■ **TASK MATERIAL**:

——————

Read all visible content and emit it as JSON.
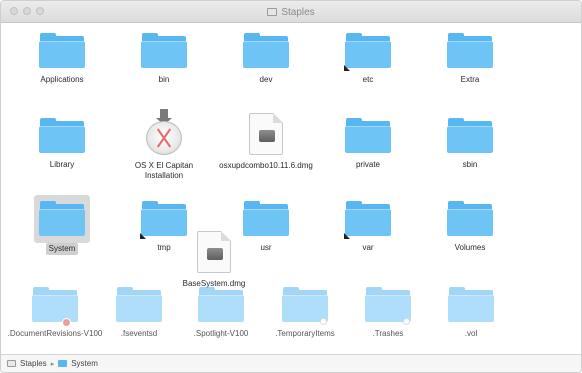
{
  "window": {
    "title": "Staples"
  },
  "items": [
    {
      "label": "Applications"
    },
    {
      "label": "bin"
    },
    {
      "label": "dev"
    },
    {
      "label": "etc"
    },
    {
      "label": "Extra"
    },
    {
      "label": "Library"
    },
    {
      "label": "OS X El Capitan Installation"
    },
    {
      "label": "osxupdcombo10.11.6.dmg"
    },
    {
      "label": "private"
    },
    {
      "label": "sbin"
    },
    {
      "label": "System"
    },
    {
      "label": "tmp"
    },
    {
      "label": "BaseSystem.dmg"
    },
    {
      "label": "usr"
    },
    {
      "label": "var"
    },
    {
      "label": "Volumes"
    },
    {
      "label": ".DocumentRevisions-V100"
    },
    {
      "label": ".fseventsd"
    },
    {
      "label": ".Spotlight-V100"
    },
    {
      "label": ".TemporaryItems"
    },
    {
      "label": ".Trashes"
    },
    {
      "label": ".vol"
    }
  ],
  "pathbar": {
    "disk": "Staples",
    "separator": "▸",
    "folder": "System"
  },
  "colors": {
    "folder": "#58b6f0",
    "folder_front": "#6fc4f6",
    "selection": "#d9d9d9"
  }
}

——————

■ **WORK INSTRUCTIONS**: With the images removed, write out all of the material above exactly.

■ **WRITTEN REPLY**:
Read all visible content and emit it as JSON.
{
  "window": {
    "title": "Staples"
  },
  "items": [
    {
      "label": "Applications"
    },
    {
      "label": "bin"
    },
    {
      "label": "dev"
    },
    {
      "label": "etc"
    },
    {
      "label": "Extra"
    },
    {
      "label": "Library"
    },
    {
      "label": "OS X El Capitan Installation"
    },
    {
      "label": "osxupdcombo10.11.6.dmg"
    },
    {
      "label": "private"
    },
    {
      "label": "sbin"
    },
    {
      "label": "System"
    },
    {
      "label": "tmp"
    },
    {
      "label": "BaseSystem.dmg"
    },
    {
      "label": "usr"
    },
    {
      "label": "var"
    },
    {
      "label": "Volumes"
    },
    {
      "label": ".DocumentRevisions-V100"
    },
    {
      "label": ".fseventsd"
    },
    {
      "label": ".Spotlight-V100"
    },
    {
      "label": ".TemporaryItems"
    },
    {
      "label": ".Trashes"
    },
    {
      "label": ".vol"
    }
  ],
  "pathbar": {
    "disk": "Staples",
    "separator": "▸",
    "folder": "System"
  },
  "colors": {
    "folder": "#58b6f0",
    "folder_front": "#6fc4f6",
    "selection": "#d9d9d9"
  }
}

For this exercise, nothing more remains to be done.